┌─ DATA RECORDS

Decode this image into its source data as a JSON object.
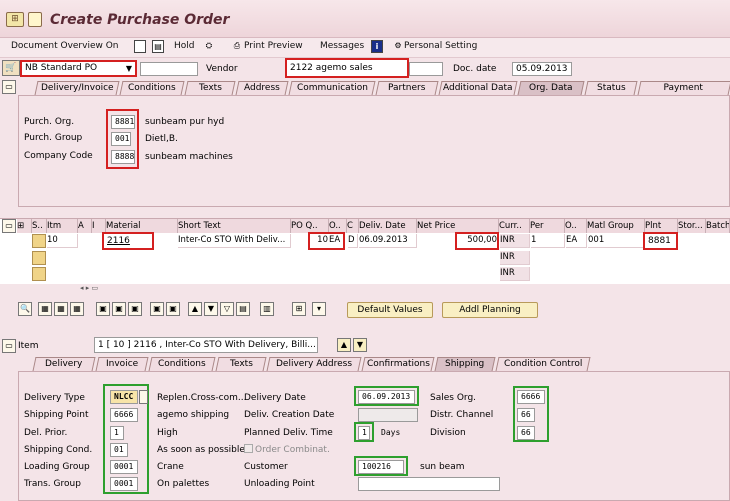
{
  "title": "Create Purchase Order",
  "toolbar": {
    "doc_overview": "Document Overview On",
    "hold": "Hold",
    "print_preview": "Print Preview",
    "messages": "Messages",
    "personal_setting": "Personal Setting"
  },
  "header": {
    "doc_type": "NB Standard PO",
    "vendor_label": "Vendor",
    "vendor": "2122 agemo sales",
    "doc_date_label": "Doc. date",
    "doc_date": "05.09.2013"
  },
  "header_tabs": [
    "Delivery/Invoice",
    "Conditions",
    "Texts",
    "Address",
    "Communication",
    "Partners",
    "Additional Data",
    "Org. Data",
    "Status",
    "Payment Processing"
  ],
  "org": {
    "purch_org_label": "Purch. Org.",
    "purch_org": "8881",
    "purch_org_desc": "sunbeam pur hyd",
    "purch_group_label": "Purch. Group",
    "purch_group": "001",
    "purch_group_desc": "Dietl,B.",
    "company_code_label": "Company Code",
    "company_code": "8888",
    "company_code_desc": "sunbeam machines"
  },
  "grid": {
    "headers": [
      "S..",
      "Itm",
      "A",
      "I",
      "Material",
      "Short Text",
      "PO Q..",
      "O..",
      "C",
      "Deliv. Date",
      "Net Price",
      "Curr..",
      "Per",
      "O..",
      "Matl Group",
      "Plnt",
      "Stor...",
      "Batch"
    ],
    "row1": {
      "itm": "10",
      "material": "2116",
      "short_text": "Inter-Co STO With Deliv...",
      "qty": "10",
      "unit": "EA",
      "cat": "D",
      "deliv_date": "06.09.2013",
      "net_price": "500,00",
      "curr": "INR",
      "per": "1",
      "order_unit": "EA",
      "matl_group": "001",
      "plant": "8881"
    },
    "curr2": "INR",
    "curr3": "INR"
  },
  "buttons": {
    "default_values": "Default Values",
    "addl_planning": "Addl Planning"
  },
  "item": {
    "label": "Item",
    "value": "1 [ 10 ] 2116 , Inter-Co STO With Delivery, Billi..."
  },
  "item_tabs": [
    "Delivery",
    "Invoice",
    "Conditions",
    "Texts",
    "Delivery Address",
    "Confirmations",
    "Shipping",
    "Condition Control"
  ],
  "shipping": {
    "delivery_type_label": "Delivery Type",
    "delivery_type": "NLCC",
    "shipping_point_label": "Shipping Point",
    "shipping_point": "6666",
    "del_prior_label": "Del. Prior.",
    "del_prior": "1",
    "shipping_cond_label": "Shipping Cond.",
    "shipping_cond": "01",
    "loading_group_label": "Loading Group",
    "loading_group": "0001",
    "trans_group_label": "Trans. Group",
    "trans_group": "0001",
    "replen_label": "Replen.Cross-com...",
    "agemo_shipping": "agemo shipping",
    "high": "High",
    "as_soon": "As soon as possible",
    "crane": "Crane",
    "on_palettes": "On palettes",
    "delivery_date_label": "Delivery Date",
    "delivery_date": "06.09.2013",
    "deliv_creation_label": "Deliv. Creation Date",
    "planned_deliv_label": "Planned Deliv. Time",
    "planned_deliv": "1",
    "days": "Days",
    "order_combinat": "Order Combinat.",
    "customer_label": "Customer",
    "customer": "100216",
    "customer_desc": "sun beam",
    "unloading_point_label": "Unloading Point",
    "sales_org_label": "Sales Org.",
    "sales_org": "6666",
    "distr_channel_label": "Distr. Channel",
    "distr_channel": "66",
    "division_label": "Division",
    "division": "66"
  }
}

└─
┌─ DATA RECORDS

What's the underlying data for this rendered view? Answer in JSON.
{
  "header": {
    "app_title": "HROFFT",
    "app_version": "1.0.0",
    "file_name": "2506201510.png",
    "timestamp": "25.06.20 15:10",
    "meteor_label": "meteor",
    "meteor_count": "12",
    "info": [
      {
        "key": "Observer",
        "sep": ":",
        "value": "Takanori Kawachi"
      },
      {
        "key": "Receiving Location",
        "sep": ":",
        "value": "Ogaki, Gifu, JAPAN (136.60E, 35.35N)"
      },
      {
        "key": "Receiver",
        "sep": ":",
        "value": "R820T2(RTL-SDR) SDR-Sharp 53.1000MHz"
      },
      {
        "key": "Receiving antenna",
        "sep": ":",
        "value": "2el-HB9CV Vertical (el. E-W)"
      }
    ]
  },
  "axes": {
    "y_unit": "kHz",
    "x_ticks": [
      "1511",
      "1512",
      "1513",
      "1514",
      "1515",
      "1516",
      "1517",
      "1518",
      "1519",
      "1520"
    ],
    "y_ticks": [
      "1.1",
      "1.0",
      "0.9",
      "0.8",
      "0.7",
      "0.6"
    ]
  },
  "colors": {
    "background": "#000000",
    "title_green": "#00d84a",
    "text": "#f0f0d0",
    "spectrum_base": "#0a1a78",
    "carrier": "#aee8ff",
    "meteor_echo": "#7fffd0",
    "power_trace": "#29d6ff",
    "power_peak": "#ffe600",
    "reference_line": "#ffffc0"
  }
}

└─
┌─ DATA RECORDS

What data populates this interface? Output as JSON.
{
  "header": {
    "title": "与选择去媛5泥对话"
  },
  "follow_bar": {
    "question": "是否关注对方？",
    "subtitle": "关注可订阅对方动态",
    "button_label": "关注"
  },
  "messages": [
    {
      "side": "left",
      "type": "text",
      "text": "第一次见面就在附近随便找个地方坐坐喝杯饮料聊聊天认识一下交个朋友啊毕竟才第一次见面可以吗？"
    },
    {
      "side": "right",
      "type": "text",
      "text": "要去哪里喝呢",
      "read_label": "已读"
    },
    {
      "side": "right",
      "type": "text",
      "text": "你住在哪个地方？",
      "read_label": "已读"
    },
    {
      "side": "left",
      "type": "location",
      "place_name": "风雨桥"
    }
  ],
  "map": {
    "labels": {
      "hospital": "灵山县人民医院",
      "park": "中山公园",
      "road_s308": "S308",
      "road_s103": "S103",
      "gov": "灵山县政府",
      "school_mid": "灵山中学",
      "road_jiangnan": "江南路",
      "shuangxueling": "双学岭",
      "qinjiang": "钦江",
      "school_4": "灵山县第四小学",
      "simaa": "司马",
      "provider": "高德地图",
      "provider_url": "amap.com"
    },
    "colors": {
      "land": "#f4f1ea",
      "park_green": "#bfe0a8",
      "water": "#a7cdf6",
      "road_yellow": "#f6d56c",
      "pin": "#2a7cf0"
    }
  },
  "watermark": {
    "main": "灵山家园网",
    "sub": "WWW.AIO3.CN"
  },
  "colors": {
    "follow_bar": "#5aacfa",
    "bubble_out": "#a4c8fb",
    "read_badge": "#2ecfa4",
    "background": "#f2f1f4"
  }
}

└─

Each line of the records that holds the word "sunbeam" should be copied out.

    "purch_org_desc": "sunbeam pur hyd",
    "company_code_desc": "sunbeam machines"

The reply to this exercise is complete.